* [Exercise aim]: Say how many of the lines below include the word "JSON", and write nothing else.

* [Working data]:
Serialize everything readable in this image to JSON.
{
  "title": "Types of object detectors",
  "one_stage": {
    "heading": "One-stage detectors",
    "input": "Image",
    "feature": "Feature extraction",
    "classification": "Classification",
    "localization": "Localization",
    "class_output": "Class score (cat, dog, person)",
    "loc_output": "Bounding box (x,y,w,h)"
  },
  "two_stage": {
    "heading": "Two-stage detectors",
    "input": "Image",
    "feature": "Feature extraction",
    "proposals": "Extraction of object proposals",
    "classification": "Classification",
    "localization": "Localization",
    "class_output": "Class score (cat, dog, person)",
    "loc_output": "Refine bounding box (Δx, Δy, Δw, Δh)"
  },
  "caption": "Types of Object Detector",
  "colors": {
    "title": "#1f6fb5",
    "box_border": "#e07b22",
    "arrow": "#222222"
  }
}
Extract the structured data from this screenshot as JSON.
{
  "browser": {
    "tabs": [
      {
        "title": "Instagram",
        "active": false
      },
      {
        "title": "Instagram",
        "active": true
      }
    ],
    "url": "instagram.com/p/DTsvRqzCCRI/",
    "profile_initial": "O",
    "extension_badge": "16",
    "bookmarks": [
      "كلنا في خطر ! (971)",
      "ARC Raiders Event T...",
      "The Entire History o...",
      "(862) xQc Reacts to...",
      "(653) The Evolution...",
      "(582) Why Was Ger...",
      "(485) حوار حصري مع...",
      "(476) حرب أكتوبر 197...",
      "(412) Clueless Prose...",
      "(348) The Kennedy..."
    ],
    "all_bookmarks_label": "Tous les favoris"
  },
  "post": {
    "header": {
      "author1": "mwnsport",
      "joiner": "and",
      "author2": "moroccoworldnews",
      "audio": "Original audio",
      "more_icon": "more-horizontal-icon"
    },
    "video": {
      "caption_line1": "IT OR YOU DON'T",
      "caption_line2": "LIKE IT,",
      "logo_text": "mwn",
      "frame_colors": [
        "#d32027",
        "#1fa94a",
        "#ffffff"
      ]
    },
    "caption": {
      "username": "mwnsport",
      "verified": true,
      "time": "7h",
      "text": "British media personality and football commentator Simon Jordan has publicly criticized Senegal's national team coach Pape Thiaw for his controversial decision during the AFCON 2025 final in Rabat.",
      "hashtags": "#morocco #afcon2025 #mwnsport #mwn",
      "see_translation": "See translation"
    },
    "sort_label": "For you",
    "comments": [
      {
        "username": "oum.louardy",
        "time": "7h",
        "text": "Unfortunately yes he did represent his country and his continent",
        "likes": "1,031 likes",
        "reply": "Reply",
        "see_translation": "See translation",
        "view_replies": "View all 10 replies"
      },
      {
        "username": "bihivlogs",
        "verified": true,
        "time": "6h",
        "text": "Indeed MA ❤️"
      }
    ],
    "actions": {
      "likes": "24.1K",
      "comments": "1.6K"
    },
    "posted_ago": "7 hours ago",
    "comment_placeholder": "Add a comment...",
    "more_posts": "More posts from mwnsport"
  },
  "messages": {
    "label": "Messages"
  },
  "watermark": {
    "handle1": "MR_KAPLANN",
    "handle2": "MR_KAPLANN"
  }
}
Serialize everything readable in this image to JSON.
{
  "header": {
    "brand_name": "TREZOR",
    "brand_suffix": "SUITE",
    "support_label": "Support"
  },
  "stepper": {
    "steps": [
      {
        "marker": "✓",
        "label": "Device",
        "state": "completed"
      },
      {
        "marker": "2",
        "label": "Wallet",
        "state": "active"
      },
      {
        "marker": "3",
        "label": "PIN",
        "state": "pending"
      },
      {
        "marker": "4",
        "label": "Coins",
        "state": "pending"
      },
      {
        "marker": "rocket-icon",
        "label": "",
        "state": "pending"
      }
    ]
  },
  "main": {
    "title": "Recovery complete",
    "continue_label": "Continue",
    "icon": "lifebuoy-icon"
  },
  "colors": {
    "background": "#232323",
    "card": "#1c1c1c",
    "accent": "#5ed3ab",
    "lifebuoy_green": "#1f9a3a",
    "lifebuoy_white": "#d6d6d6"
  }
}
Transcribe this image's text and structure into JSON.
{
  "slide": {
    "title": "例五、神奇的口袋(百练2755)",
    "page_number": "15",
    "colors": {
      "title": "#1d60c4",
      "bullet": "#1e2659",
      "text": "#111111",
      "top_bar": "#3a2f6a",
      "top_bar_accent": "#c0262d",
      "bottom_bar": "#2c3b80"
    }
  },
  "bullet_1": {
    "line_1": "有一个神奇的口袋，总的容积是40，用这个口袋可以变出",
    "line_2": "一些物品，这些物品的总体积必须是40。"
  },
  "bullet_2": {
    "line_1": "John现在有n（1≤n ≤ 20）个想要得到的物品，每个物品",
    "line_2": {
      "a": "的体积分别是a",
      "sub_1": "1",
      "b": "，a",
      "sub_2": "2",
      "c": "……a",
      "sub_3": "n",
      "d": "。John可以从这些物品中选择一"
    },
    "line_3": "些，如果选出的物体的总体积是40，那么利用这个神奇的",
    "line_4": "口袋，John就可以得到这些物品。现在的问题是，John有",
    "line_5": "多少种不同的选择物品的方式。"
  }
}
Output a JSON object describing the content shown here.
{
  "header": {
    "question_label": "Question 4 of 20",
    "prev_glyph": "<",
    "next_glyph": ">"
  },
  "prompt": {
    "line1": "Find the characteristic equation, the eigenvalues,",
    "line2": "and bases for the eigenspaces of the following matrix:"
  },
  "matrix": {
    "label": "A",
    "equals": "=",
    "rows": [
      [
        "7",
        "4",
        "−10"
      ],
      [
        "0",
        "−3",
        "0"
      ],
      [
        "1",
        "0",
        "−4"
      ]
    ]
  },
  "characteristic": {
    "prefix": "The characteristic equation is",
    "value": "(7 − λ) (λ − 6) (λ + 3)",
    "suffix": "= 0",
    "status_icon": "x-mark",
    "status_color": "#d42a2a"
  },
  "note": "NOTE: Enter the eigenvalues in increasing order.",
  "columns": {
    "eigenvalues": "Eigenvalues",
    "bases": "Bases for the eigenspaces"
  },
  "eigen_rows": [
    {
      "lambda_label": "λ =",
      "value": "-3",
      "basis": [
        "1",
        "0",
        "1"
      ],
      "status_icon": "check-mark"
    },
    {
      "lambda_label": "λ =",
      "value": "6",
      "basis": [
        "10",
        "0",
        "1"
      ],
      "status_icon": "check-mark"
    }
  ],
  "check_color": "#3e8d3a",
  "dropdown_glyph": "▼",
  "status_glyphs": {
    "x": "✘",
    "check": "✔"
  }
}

* [Answer space]: 5